But I am not alone in arguing to change the system or wanting to allay those concerns, here and in Europe, that under the free movement rules, national welfare systems can provide an unintended additional incentive for large migratory movements.
That’s why I and many others believe it is right for us to reduce the incentives for people who want to come here. I set out the clear steps in our manifesto that need to be taken with respect to welfare. Changes to welfare to cut EU migration will be an absolute requirement in the renegotiation.
And once we have negotiated that settlement, we will put it to the British people before the end of 2017 in an in-out referendum.
And there is another pressing issue facing all our nations – the ongoing tragedy of those crossing the Mediterranean to Europe. I am absolutely clear that we must help address this.
Britain is a compassionate country – and we will play our part, not least with our development aid to Africa and the Middle East. HMS Bulwark is patrolling the seas, just last week rescuing 600 people from rubber boats – 600 men, women and children who may not have survived otherwise.
At the emergency summit in Brussels, I made clear that we needed a comprehensive plan, addressing the conditions that make people set off on such a perilous journey. But 2 fundamental things need to happen to really get to the root of this problem:
- a properly functioning government in Libya with which we can work to go after the gangs, traffickers and owners of the boats who are profiting from this human tragedy
- dissuading people from taking those terrible risks – by fundamentally breaking the link between setting off in a boat and achieving settlement in Europe
Britain is one of the most successful multiracial democracies in the world. I am so proud of that. But to sustain that success, immigration needs to be controlled. After all, that was the clear instruction at the election.
With this Immigration Bill, with these other measures, with our EU renegotiations, and with a fully conservative government, we will do just that.
Our approach will be tougher, fairer and faster.
It will put an end to the houses packed full of illegal workers, stop people stalling deportation with spurious appeals, give British people the skills to do the jobs we need and deliver what people want – what they voted for.

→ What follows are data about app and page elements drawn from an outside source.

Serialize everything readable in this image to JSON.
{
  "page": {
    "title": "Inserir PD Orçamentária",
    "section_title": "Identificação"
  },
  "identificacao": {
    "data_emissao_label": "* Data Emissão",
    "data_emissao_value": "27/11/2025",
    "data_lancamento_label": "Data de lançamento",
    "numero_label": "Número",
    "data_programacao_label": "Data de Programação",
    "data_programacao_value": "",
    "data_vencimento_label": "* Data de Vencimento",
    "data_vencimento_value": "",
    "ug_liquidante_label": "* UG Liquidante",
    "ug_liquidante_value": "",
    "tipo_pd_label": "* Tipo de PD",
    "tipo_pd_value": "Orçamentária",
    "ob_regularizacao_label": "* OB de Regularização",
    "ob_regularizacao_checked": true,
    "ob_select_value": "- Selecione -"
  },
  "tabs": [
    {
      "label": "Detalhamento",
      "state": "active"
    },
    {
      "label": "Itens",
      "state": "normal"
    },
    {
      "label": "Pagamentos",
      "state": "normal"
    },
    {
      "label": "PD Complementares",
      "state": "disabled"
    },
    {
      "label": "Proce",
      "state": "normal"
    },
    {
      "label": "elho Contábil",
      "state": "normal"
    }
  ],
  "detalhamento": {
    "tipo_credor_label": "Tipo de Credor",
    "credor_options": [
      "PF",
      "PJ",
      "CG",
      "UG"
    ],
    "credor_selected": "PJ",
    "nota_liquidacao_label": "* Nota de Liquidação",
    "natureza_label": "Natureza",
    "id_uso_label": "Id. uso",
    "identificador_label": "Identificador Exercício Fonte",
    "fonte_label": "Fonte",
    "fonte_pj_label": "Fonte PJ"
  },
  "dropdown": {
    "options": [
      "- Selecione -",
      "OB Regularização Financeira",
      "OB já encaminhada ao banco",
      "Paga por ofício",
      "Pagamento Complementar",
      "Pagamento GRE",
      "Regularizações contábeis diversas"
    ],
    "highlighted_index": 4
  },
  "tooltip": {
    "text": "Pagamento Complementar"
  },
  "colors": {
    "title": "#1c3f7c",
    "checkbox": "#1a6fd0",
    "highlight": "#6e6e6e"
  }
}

We’ve got the majority to do that now. We’re not wasting a second. So we’re going to get on – and we’re going to do it.